* Prompt
When the word "TODAY" appears in a line of the data below, list that line.

* Material for this exercise

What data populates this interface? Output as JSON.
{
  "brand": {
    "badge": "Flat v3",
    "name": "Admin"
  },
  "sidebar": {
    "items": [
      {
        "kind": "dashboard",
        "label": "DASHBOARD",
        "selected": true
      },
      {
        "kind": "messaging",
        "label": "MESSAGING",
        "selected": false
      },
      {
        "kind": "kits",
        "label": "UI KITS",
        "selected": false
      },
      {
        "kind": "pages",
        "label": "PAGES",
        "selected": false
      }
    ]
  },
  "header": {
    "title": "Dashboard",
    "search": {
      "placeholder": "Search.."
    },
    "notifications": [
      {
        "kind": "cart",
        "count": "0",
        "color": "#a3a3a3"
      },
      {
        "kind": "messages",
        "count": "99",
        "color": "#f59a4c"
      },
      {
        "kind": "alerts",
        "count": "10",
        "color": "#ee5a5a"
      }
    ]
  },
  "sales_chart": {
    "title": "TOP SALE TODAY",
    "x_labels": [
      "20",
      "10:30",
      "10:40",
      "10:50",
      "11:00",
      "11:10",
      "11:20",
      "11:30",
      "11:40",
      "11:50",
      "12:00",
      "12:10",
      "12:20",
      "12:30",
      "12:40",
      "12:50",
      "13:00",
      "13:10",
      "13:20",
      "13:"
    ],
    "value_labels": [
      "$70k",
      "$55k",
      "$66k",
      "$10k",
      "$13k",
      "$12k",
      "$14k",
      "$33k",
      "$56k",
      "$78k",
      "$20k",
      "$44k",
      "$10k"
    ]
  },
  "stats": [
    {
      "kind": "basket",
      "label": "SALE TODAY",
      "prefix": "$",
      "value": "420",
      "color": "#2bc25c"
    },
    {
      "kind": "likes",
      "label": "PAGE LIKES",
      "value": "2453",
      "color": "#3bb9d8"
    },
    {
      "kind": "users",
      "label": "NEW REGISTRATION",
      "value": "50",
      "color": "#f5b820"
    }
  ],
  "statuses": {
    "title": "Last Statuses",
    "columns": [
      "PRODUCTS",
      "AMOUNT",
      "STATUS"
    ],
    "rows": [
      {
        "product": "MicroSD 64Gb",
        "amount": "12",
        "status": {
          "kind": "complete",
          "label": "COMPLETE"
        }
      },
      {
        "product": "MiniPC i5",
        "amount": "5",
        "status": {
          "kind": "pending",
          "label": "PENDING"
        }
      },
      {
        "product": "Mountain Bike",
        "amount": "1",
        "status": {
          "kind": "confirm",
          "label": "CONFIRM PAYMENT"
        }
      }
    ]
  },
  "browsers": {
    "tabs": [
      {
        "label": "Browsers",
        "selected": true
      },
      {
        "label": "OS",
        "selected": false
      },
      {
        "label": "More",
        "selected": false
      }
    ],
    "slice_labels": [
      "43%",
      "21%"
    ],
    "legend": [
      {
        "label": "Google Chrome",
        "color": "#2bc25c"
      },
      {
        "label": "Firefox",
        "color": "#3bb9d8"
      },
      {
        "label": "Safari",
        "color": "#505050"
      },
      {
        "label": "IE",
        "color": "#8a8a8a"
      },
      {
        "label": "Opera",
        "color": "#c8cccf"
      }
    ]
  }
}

* Response area
    "title": "TOP SALE TODAY",
      "label": "SALE TODAY",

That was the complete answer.